**How to complete this task**
Your response should reproduce every line of the entries that contains the word "screenshot".

+++

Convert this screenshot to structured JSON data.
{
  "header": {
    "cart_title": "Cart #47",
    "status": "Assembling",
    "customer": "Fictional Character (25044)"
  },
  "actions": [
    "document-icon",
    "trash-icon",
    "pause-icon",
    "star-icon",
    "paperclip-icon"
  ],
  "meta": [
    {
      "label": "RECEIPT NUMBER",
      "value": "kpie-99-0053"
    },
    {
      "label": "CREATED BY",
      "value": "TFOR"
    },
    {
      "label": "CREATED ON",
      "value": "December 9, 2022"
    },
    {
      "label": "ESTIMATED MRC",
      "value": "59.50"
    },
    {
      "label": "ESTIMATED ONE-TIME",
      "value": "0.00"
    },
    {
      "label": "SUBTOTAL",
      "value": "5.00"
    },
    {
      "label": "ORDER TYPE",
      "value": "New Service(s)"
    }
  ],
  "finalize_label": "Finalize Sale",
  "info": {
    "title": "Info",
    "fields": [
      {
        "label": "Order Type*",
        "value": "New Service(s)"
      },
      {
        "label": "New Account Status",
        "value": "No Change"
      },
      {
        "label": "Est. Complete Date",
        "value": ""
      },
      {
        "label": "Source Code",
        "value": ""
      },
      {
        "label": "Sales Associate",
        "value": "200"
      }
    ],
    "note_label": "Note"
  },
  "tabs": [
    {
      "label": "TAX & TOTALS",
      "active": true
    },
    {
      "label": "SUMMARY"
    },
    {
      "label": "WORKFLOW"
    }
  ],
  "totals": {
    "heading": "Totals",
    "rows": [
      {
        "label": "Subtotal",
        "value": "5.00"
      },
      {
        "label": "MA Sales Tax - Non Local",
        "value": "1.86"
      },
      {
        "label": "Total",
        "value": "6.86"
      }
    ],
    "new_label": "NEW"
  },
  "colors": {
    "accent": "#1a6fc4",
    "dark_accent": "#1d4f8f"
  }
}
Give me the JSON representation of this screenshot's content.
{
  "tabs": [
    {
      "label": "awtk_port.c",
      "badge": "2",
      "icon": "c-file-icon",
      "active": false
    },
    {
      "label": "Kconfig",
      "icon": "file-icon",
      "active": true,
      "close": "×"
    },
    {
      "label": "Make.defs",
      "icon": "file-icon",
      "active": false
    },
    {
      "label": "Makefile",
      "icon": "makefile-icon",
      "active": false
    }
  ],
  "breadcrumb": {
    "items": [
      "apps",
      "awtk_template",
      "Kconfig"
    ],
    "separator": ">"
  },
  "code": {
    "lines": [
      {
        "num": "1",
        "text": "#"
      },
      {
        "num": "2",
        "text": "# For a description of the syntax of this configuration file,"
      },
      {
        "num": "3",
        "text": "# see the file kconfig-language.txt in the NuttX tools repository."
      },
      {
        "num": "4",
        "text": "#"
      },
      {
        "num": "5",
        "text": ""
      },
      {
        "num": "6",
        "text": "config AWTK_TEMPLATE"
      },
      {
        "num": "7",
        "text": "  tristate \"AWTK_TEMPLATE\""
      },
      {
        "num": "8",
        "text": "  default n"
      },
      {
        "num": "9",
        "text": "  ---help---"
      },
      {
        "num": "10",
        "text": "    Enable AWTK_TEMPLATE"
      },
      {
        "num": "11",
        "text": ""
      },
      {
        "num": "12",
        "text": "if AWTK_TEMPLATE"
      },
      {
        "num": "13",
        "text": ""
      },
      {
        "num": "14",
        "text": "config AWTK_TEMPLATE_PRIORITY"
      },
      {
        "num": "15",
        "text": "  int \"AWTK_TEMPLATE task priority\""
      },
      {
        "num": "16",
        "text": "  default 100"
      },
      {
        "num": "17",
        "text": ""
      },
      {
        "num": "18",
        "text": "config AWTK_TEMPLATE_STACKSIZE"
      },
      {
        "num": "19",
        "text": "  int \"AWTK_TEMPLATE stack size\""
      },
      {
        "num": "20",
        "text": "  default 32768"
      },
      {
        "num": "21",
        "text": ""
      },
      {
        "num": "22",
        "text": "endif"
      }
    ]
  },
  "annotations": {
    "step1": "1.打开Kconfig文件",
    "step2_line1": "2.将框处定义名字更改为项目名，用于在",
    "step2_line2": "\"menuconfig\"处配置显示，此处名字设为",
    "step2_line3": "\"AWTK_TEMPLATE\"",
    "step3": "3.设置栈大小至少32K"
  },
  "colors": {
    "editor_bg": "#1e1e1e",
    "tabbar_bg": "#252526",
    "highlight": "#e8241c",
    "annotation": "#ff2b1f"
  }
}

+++

**Task response**
Convert this screenshot to structured JSON data.
Give me the JSON representation of this screenshot's content.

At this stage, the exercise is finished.